Artificial intelligence (AI) in dermatology currently refers in practice essentially to a very high statistical computing tool. (Little AI)
With the advent of high processing power and storage capacity it has progressively been possible to achieve this. Since computing began Moore’s law has been correct and doubling has been observed every 18 months.
Artificial intelligence can be classified into strong and weak AI. Currently, the later is applicable and it can be compared to statistical tools which aid the clinician, although these are hardly seen outside of the research environment. Many studies are being done in lesion classification, particularly pigmented lesions as well as dermatopathology.
More appropriately, Augmented Intelligence (AuI) seems more appropriate, as it carries a collaborative sense between man and machine rather than a competing unhealthy dichotomy.
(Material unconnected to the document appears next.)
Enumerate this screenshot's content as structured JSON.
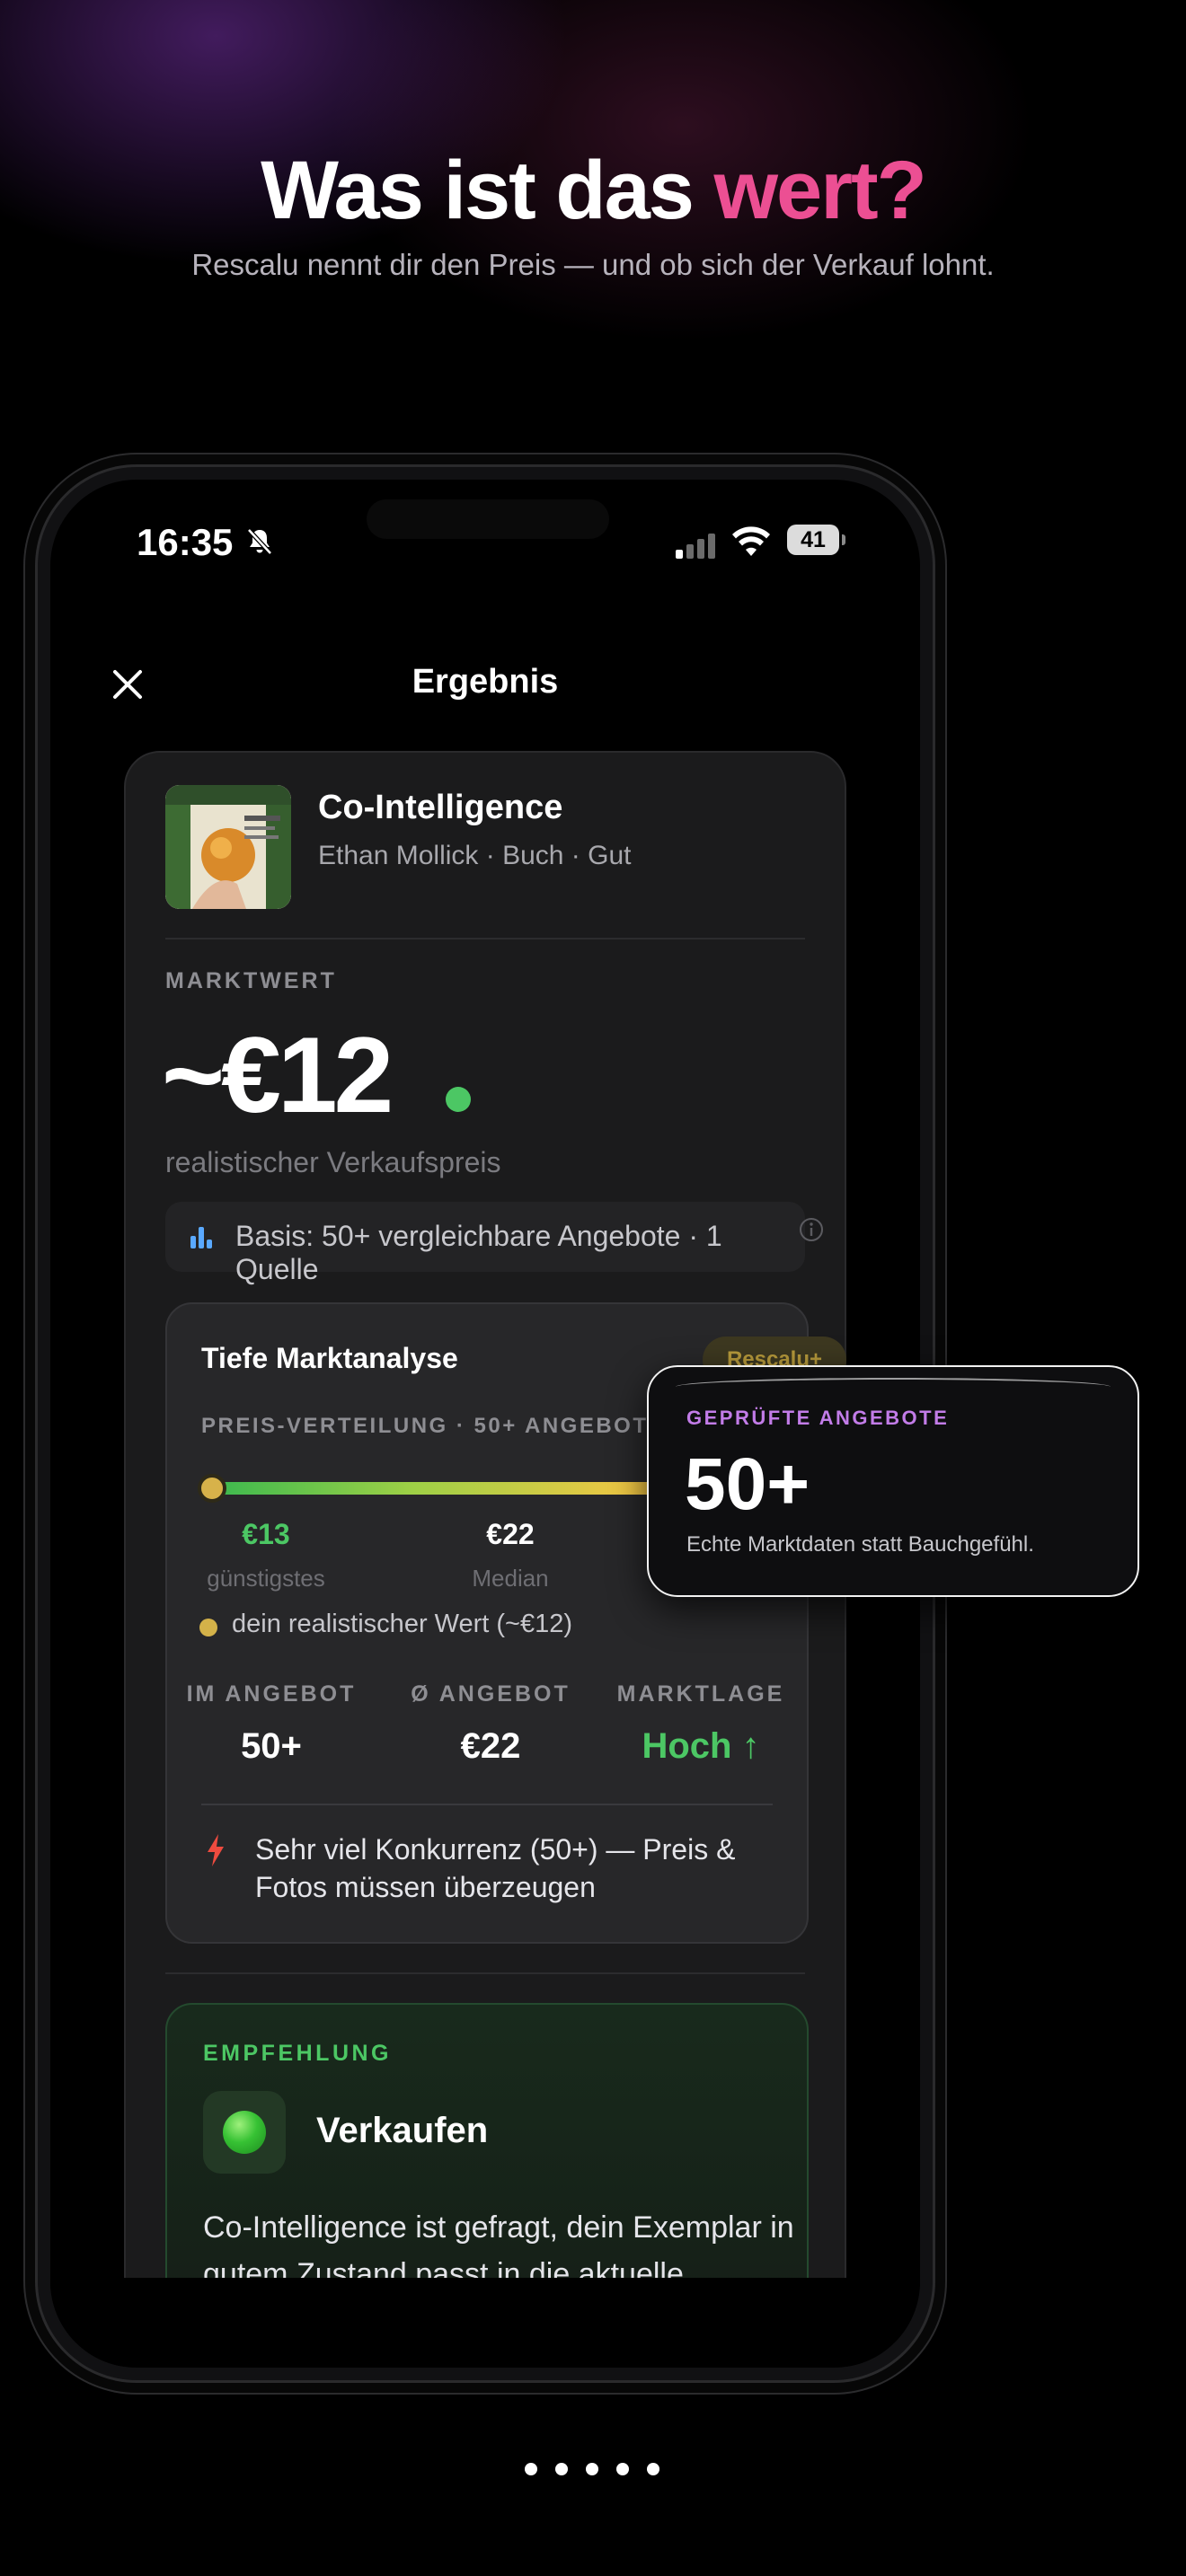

There are different techniques and for dermatology, we will focus a subset called machine learning*: it uses artificial neural networks ANNs (more precisely convolutional neural networks CNNs) to develop algorithms which learn from experience. The name of the game is to simulate what happens in interneurons so it is also called a parallel distribution processing (PDP), parallelism on a massive scale. It is also know in previous works as perceptrons.